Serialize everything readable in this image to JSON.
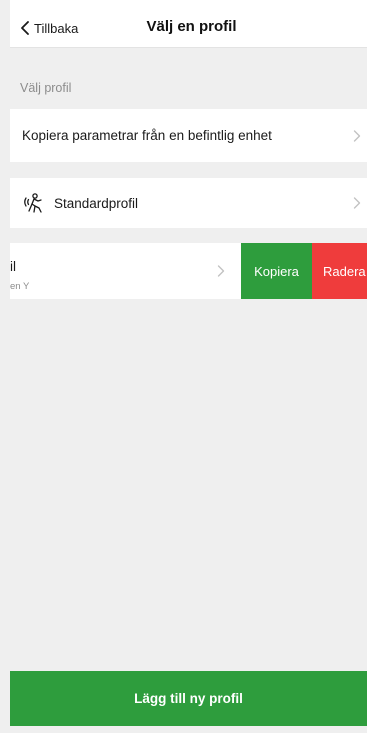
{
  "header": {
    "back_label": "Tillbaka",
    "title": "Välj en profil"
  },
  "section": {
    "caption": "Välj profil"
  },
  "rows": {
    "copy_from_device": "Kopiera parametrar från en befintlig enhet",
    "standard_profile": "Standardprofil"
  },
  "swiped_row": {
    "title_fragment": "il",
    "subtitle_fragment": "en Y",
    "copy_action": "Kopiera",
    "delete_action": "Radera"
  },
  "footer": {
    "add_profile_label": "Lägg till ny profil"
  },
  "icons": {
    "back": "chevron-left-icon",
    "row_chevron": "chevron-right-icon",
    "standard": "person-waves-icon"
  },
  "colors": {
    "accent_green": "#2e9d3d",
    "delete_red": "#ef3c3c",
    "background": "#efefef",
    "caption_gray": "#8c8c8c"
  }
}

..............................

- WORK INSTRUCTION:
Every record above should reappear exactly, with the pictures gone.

- WRITTEN ANSWER:
Serialize everything readable in this image to JSON.
{
  "header": {
    "back_label": "Tillbaka",
    "title": "Välj en profil"
  },
  "section": {
    "caption": "Välj profil"
  },
  "rows": {
    "copy_from_device": "Kopiera parametrar från en befintlig enhet",
    "standard_profile": "Standardprofil"
  },
  "swiped_row": {
    "title_fragment": "il",
    "subtitle_fragment": "en Y",
    "copy_action": "Kopiera",
    "delete_action": "Radera"
  },
  "footer": {
    "add_profile_label": "Lägg till ny profil"
  },
  "icons": {
    "back": "chevron-left-icon",
    "row_chevron": "chevron-right-icon",
    "standard": "person-waves-icon"
  },
  "colors": {
    "accent_green": "#2e9d3d",
    "delete_red": "#ef3c3c",
    "background": "#efefef",
    "caption_gray": "#8c8c8c"
  }
}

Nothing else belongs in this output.